[Web page and app entries]
=== Section Start ===

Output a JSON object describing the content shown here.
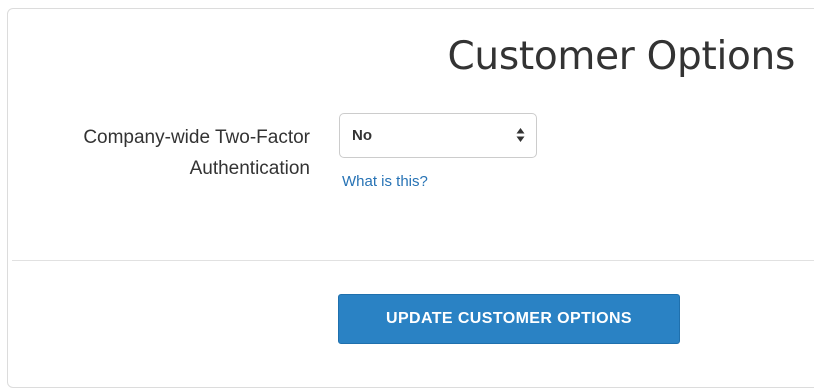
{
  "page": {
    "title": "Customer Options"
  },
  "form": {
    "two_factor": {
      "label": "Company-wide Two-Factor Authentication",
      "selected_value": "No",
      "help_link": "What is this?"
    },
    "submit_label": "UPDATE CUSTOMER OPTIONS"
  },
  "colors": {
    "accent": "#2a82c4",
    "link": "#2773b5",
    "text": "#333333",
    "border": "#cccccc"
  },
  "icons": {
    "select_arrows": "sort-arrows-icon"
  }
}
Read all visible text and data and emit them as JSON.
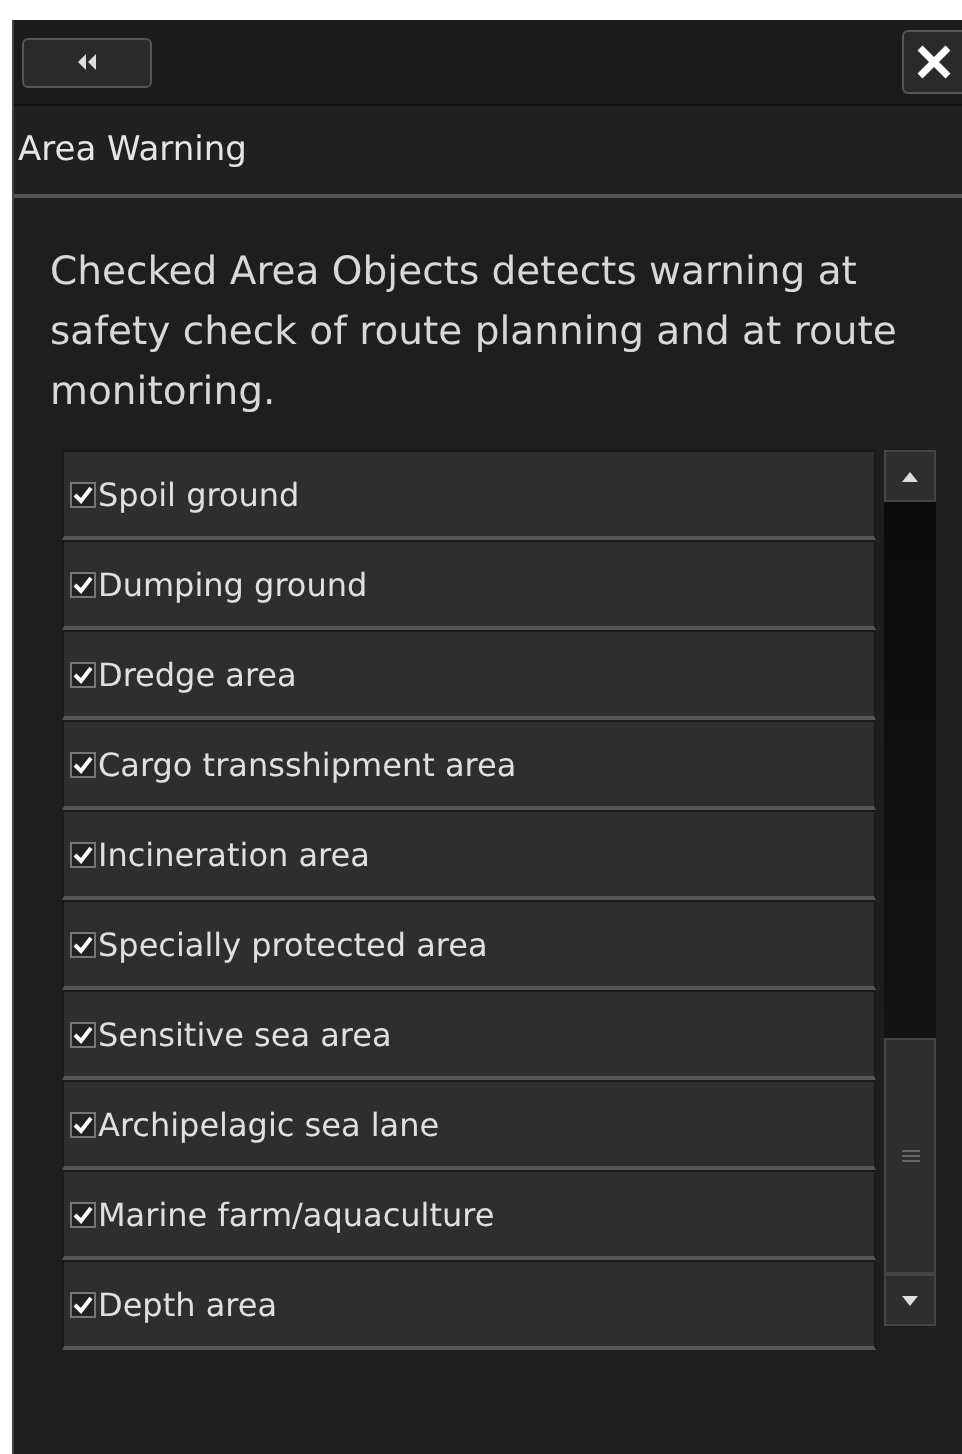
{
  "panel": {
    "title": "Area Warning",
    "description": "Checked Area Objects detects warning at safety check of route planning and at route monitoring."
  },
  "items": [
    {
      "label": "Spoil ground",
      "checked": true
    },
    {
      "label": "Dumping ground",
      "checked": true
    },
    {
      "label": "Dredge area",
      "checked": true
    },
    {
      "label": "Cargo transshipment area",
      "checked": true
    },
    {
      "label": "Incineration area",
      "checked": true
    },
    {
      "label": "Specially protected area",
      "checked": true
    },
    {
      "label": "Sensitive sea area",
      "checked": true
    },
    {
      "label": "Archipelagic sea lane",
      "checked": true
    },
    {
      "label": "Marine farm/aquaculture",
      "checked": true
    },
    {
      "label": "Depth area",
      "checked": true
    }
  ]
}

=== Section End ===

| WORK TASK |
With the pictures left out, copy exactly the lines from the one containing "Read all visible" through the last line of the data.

| SOLUTION TO THE EXERCISE |
Read all visible text and data and emit them as JSON.
{
  "panel": {
    "title": "Area Warning",
    "description": "Checked Area Objects detects warning at safety check of route planning and at route monitoring."
  },
  "items": [
    {
      "label": "Spoil ground",
      "checked": true
    },
    {
      "label": "Dumping ground",
      "checked": true
    },
    {
      "label": "Dredge area",
      "checked": true
    },
    {
      "label": "Cargo transshipment area",
      "checked": true
    },
    {
      "label": "Incineration area",
      "checked": true
    },
    {
      "label": "Specially protected area",
      "checked": true
    },
    {
      "label": "Sensitive sea area",
      "checked": true
    },
    {
      "label": "Archipelagic sea lane",
      "checked": true
    },
    {
      "label": "Marine farm/aquaculture",
      "checked": true
    },
    {
      "label": "Depth area",
      "checked": true
    }
  ]
}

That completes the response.